Large-area patterning using interference and nanoimprint lithography
The patterning of surfaces on the micro- and nanoscale is of importance in markets such as solar cells and display technologies. Optical effects related to such surfaces include the manipulation of light propagation, reflection, and absorption. Industrial fabrication requires scalable, high-resolution patterning techniques. However, conventional approaches such as electron beam lithography are not feasible for large areas. Conversely, scalable processes such as micromachining do not offer the resolution and freedom needed for structure geometry. We are working on interference lithography (IL) and nanoimprint lithography (NIL) as a means to an industrially feasible technology for pattern replication.1
In IL, coherent laser beams are superimposed on a sample. The resulting interference pattern is applied to expose photoresist. After wet chemical development, a surface relief structure is generated as a function of the interference pattern.2, 3 One of the main advantages of IL is the broad range of structures and dimensions that can be produced. Figure 1 shows examples of achievable structures in photoresist. Another key strength of IL is that very large areas can be patterned seamlessly. The largest sample area we patterned with a diffraction grating had a size of 1.2×1.2 m2 (see Figure 2).
To replicate the master structures generated by IL, we use UV nanoimprint lithography (UV-NIL), in which the imprinted resist is cured by UV radiation, to produce multiple structured samples. Examples include commercially available Smart-NIL™ tooling (EVG, St. Florian am Inn, Austria) integrated into a mask aligner4 and our own roller-NIL tooling, which is very well suited for imprinting on extremely thin silicon wafers.5 Soft stamp materials enable us to pattern large areas homogeneously. Depending on the feature size desired, we use either soft stamps made of standard polydimethylsiloxane (PDMS) or composite stamps with a hard PDMS top layer suited for high-resolution structures.6
Using a process chain comprising IL, NIL, and plasma etching, we fabricated light-trapping structures in two exemplary solar cell applications.4, 5 State-of-the-art multicrystalline silicon (mc-Si) solar cells suffer from suboptimal surface texturing because the varying crystal orientation prohibits homo geneous pyramidal texturing (for efficient light harvesting) by anisotropic etching. An alternative is very efficient honeycomb textures, which require a defined etch mask (see Figure 3, top). Optically, this honeycomb texture achieved excellent values for the weighted reflectance of 1% with antireflection coating. These values are well below those for isotexture (the benchmark on mc-Si), and even superior to pyramidal textures on monocrystalline silicon.

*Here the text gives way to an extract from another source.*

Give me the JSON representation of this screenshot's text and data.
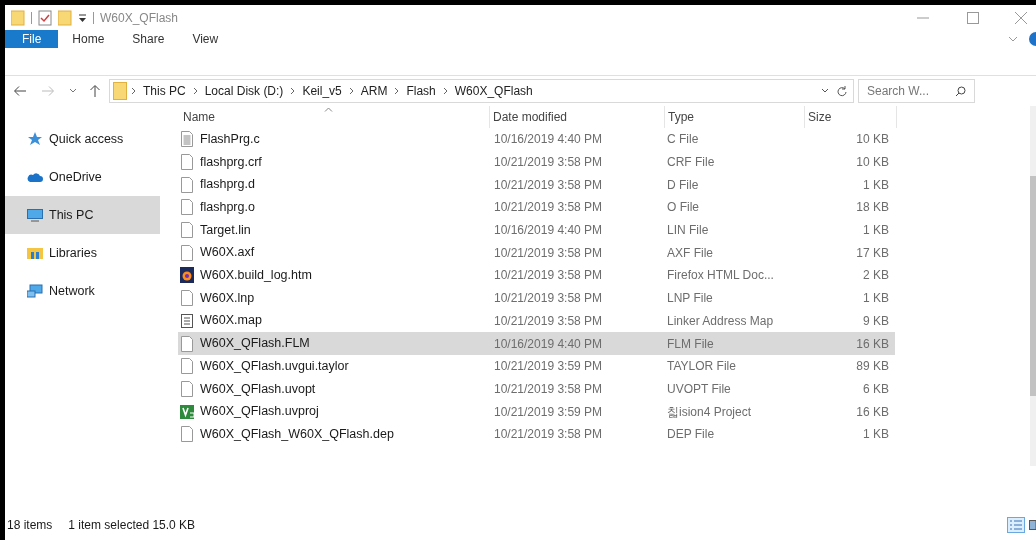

Details of improved industrial-type mc-Si solar cells that we fabricated with honeycomb textures are described elsewhere.7
Another optical concept, relying on smaller periodically arranged features, is rear side diffraction gratings to enhance internal light paths and, therefore, light trapping in solar cells.8 The period of the grating was chosen to be 1μm.9 A separate publication details the entire process chain for solar cell fabrication, as well as the embedding of the patterning processes and results.10 This concept of rear side gratings is especially interesting for very thin solar cells, as they suffer from incomplete absorption in the near-IR range. As a result, light trapping gains importance. We have demonstrated this theoretically and experimentally for solar cell thicknesses of 250, 150, and 100μm.10 We succeeded in patterning etching masks for rear side gratings on wafers as thin as 50μm using the Smart-NIL as well as the roller-NIL tooling we developed in house (see Figure 3, bottom).
Generating wire grid polarizers for display applications requires structures with periods of no greater than 100nm on large areas. Although double-patterning techniques have been shown on small areas, large-area processes have so far not been available. We showed that IL is capable of producing seamless periodic patterns up to the square-meter scale. Successful double patterning requires an adequate deposition technology as a next process step. To open up a scalable process route, we are investigating a sputtering tool that is capable of processing sample areas of up to 1.5×4 m2. Large-area plasma etching can also be carried out using the same tool.
In summary, we have shown IL and NIL to be versatile large-area patterning techniques. As application examples, we described solar cells and very high resolution structures for wire grid polarizers. We will continue to work on these processes to improve solar cells and to generate master structures with periods of around 100nm on large areas.
This work was partially funded by the German Federal Ministry for Economic Affairs and Energy under contract 0325292 (ForTeS).